(Beginning of DATA)

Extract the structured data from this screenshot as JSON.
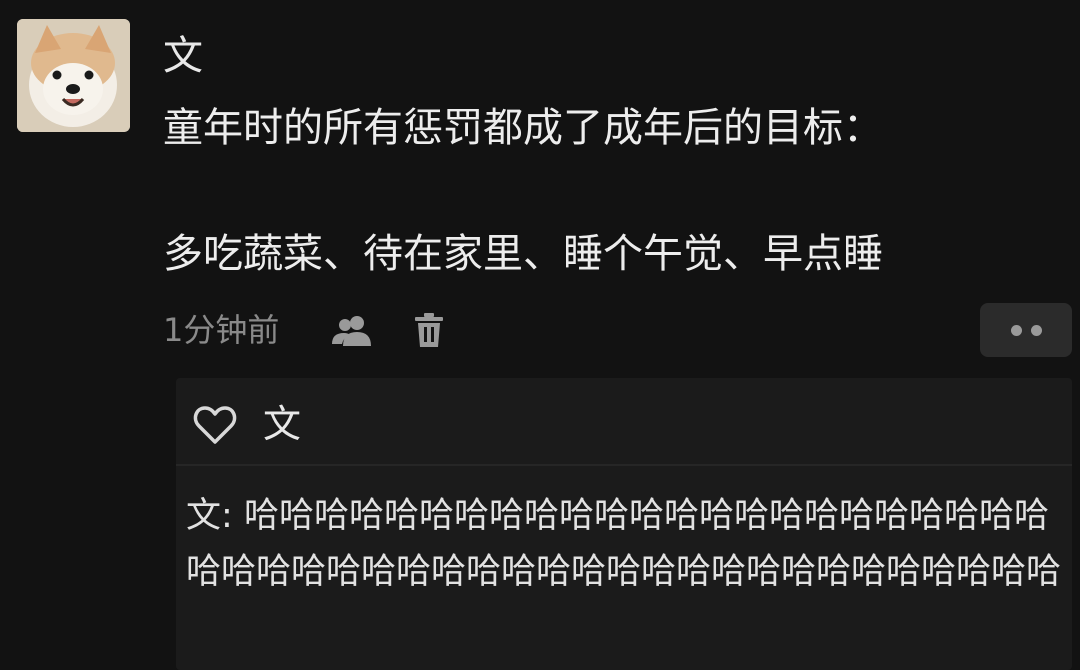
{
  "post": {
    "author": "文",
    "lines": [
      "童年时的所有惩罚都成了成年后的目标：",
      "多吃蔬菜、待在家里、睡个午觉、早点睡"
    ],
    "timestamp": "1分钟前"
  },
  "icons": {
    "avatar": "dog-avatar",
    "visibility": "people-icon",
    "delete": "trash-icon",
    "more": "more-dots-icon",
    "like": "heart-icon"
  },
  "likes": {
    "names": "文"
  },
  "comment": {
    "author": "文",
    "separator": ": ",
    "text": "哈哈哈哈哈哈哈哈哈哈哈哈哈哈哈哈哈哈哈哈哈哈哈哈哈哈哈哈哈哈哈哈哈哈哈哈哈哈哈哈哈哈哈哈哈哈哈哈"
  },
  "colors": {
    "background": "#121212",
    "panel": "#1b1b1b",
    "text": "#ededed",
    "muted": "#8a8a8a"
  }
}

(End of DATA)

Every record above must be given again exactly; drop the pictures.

◆ RESULT OF THIS EXERCISE ◆
Extract the structured data from this screenshot as JSON.
{
  "post": {
    "author": "文",
    "lines": [
      "童年时的所有惩罚都成了成年后的目标：",
      "多吃蔬菜、待在家里、睡个午觉、早点睡"
    ],
    "timestamp": "1分钟前"
  },
  "icons": {
    "avatar": "dog-avatar",
    "visibility": "people-icon",
    "delete": "trash-icon",
    "more": "more-dots-icon",
    "like": "heart-icon"
  },
  "likes": {
    "names": "文"
  },
  "comment": {
    "author": "文",
    "separator": ": ",
    "text": "哈哈哈哈哈哈哈哈哈哈哈哈哈哈哈哈哈哈哈哈哈哈哈哈哈哈哈哈哈哈哈哈哈哈哈哈哈哈哈哈哈哈哈哈哈哈哈哈"
  },
  "colors": {
    "background": "#121212",
    "panel": "#1b1b1b",
    "text": "#ededed",
    "muted": "#8a8a8a"
  }
}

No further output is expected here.